An important clue to how anaesthetics work on the human body has been provided by the discovery of a molecular feature common to both the human brain and the great pond snail nervous system, scientists now report. Researchers hope that the discovery of what makes a particular protein in the brain sensitive to anaesthetics could lead to the development of new anaesthetics with fewer side effects.
Scientists A Step Closer To Understanding
How Anaesthetics Work In The Brain
The study focuses on a particular protein found in neurons in the brain, known as a potassium channel, which stabilises and regulates the voltage across the membrane of the neuron.

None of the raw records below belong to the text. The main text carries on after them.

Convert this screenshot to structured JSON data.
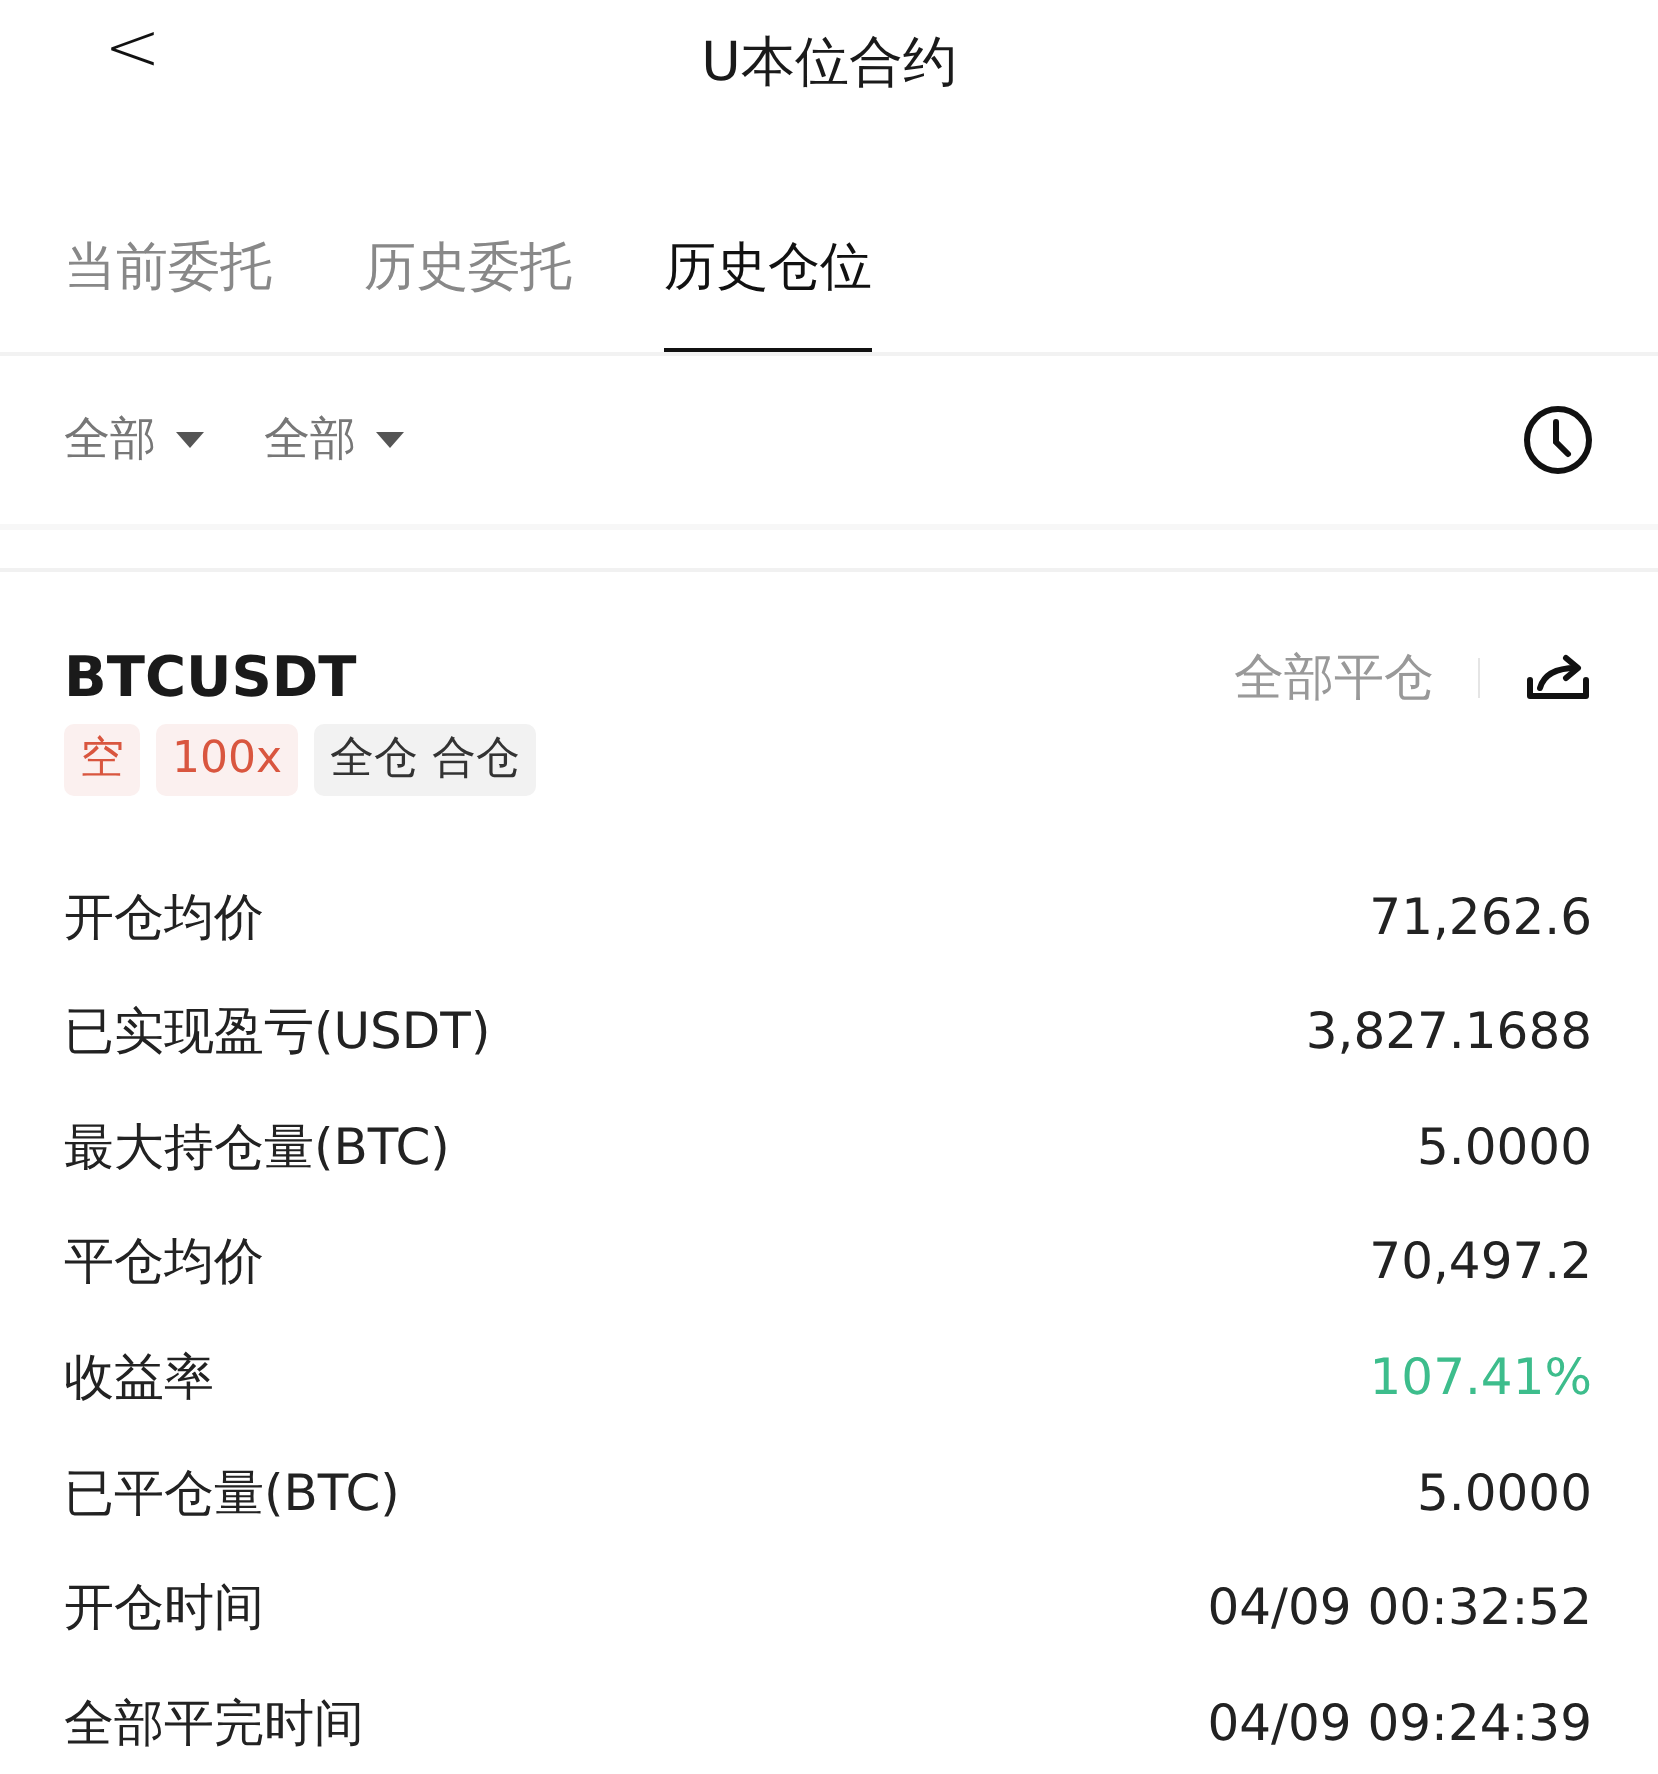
{
  "header": {
    "back": "<",
    "title": "U本位合约"
  },
  "tabs": [
    {
      "label": "当前委托",
      "selected": false
    },
    {
      "label": "历史委托",
      "selected": false
    },
    {
      "label": "历史仓位",
      "selected": true
    }
  ],
  "filters": [
    {
      "label": "全部"
    },
    {
      "label": "全部"
    }
  ],
  "position": {
    "symbol": "BTCUSDT",
    "close_all": "全部平仓",
    "tags": [
      {
        "label": "空",
        "kind": "side"
      },
      {
        "label": "100x",
        "kind": "side"
      },
      {
        "label": "全仓 合仓",
        "kind": "mode"
      }
    ],
    "rows": [
      {
        "label": "开仓均价",
        "value": "71,262.6",
        "kind": "plain"
      },
      {
        "label": "已实现盈亏(USDT)",
        "value": "3,827.1688",
        "kind": "plain"
      },
      {
        "label": "最大持仓量(BTC)",
        "value": "5.0000",
        "kind": "plain"
      },
      {
        "label": "平仓均价",
        "value": "70,497.2",
        "kind": "plain"
      },
      {
        "label": "收益率",
        "value": "107.41%",
        "kind": "gain"
      },
      {
        "label": "已平仓量(BTC)",
        "value": "5.0000",
        "kind": "plain"
      },
      {
        "label": "开仓时间",
        "value": "04/09 00:32:52",
        "kind": "plain"
      },
      {
        "label": "全部平完时间",
        "value": "04/09 09:24:39",
        "kind": "plain"
      }
    ]
  }
}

Communication between the millions of neurons in the brain -- which is the basis of human consciousness and perception, including perception of pain - involves neurons sending nerve impulses to other neurons.
In order for this to happen, the stabilising action of the potassium channel has to be overcome. Earlier studies on great pond snails by the same team identified that anaesthetics seemed to selectively enhance the regulating action of the potassium channel, preventing the neuron from firing at all -- meaning the neuron was effectively anaesthetised.
The new research has identified a specific amino acid in the potassium channel which, when mutated, blocks anaesthetic activation. Lead author, Biophysics Professor Nick Franks from Imperial College London, explains how this will allow the importance of the potassium channel in anaesthetic action to be established:
"We've known for over 20 years now that these potassium channels in the human brain may be important anaesthetic targets. However, until now, we've had no direct way to test this idea. Because a single mutation can block the effects of anaesthetics on this potassium channel without affecting it in any other way, it could be introduced into mice to see if they also become insensitive to anaesthetics. If they do, then this establishes the channel as a key target."
The group carried out their new study, published in the 20 July issue of the Journal of Biological Chemistry, by cloning the potassium channel from a great pond snail and then making a series of chimeric channels -- part snail and part human. The chimeras were used to identify the location of the precise amino acid to which the anaesthetic binds on